“Our heart goes out to all the families and friends of all those involved in this terrible incident,” Ahmed Adel, EgyptAir’s vice president told CNN nearly 12 hours after the airline’s flight MS 804 was reported as missing at dawn on Thursday, flying from Paris to Cairo.
“We confirmed that the wreckage has been found and the search and rescue teams are in the recovery process,” Adel added.
EgyptAir received an official letter from the Ministry of Foreign Affairs confirming that the aeroplane’s wreckage was found near Karpathos, Greece, the airline said in a press release. Before that, the company had denied emerging reports that debris was found by Greek authorities.
This comes as Egyptian Civil Aviation Minister Sherif Fathy had earlier refused to use the term “crash”, stating in an afternoon press conference that “until wreckage is found, we will refer to this as a ‘missing’ aircraft”. Fathy had urged reporters not to jump to conclusions regarding the details of the incident.
Refusing to confirm the crash, he still did not rule out the possibility of a terrorist act, suggesting it would be a more reasonable scenario than a technical failure.
EgyptAir said it had informed the families of the victims, conveying “their deepest sorrow to the families and friends of the passengers onboard flight MS 804”. The company has issued several press releases to keep up with developments but made no mention of a crash prior to the latest announcement.

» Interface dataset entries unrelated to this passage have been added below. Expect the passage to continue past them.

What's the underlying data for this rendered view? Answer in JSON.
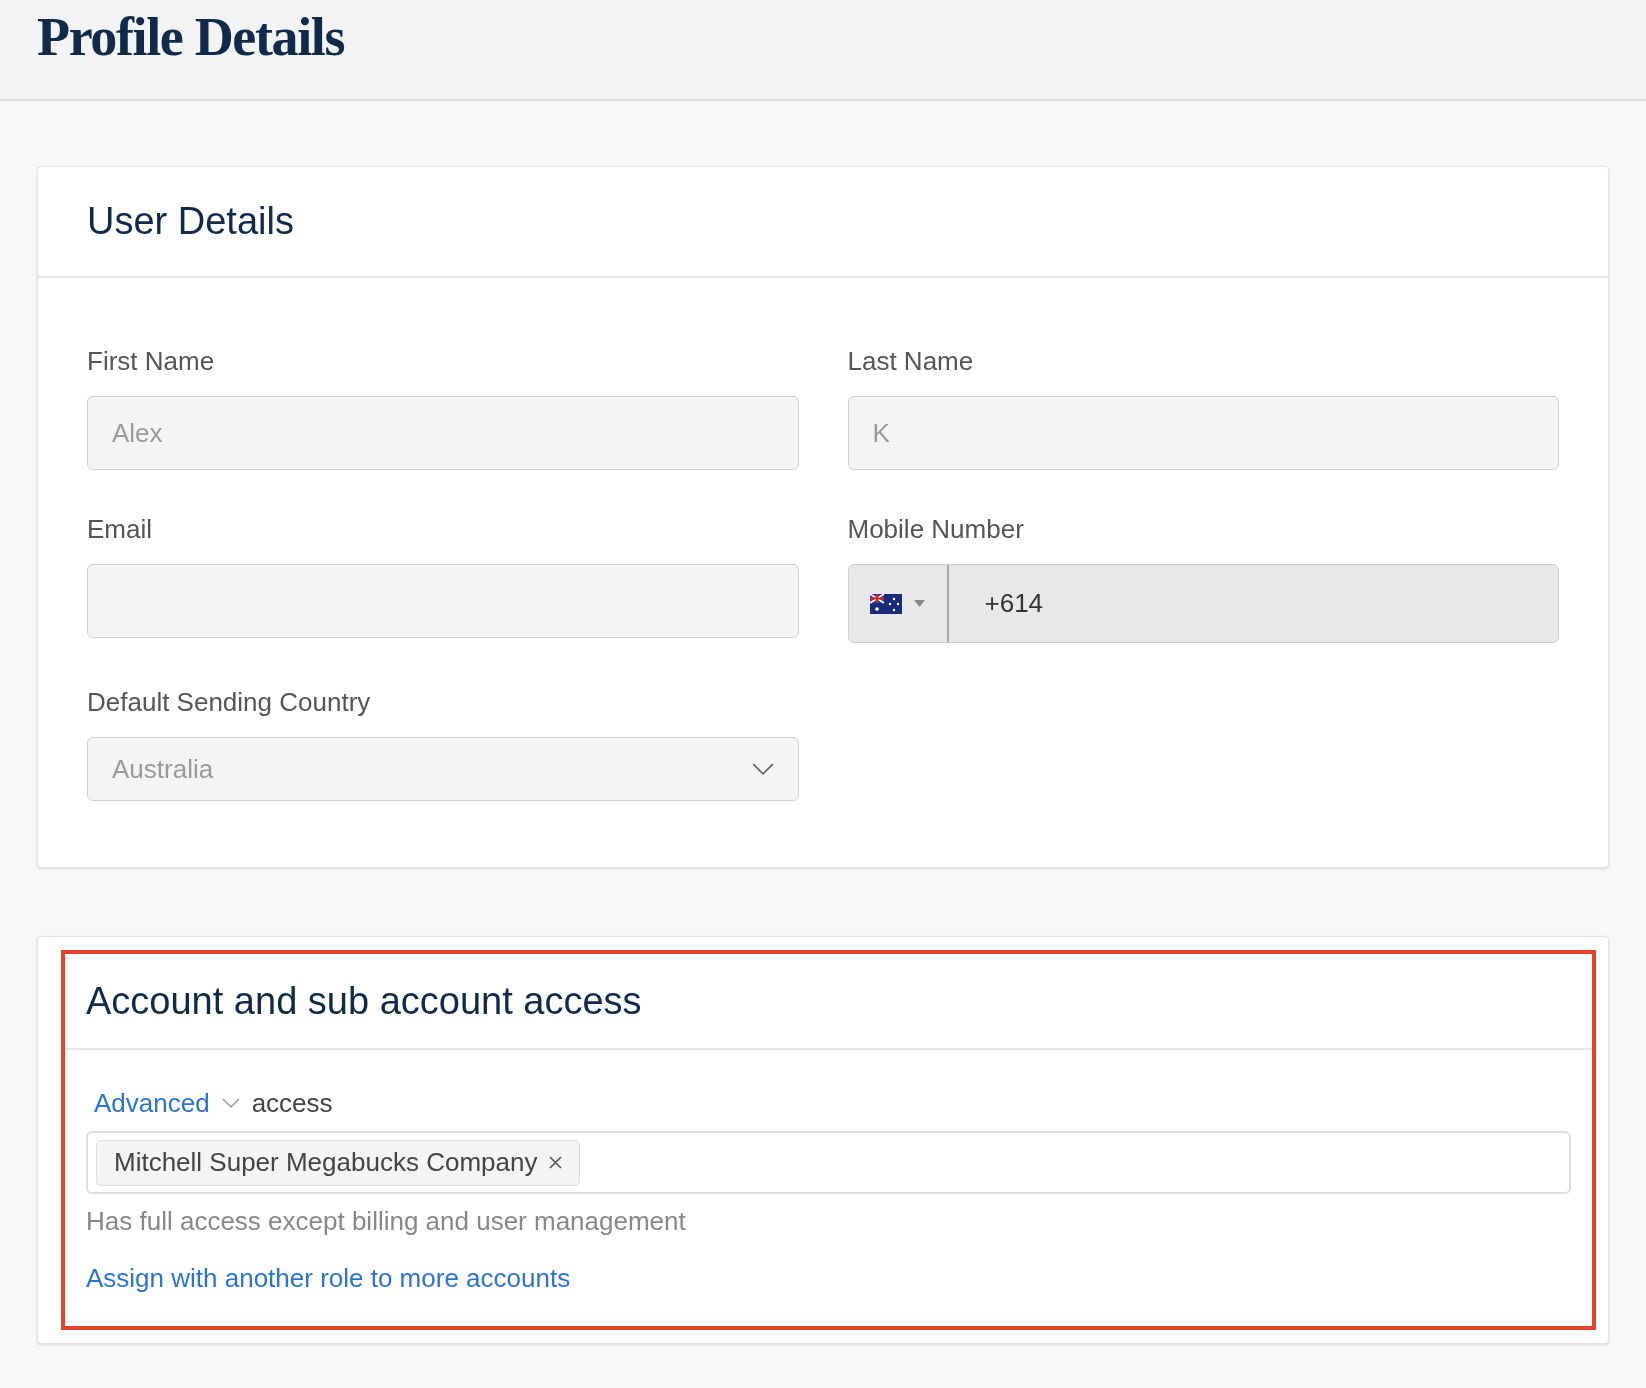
{
  "page": {
    "title": "Profile Details"
  },
  "user_details": {
    "title": "User Details",
    "fields": [
      {
        "kind": "text",
        "label": "First Name",
        "value": "Alex",
        "disabled": true
      },
      {
        "kind": "text",
        "label": "Last Name",
        "value": "K",
        "disabled": true
      },
      {
        "kind": "text",
        "label": "Email"
      },
      {
        "kind": "phone",
        "label": "Mobile Number",
        "value": "+614"
      },
      {
        "kind": "select",
        "label": "Default Sending Country",
        "value": "Australia",
        "disabled": true
      }
    ]
  },
  "access": {
    "title": "Account and sub account access",
    "highlighted": true,
    "role": "Advanced",
    "role_suffix": "access",
    "tags": [
      "Mitchell Super Megabucks Company"
    ],
    "description": "Has full access except billing and user management",
    "link": "Assign with another role to more accounts"
  }
}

Although the office of President Abdel Fattah Al-Sisi issued a statement conveying its solidarity along with Italian prime minister Matteo Renzi with regards to the aircraft disaster, it did not issue its own condolences despite an emergency meeting between Al-Sisi and the National Security Council on Thursday morning.
According to the Egyptian military spokesperson, search efforts are assisted by Greece, France, the UK, Cyprus and Italy.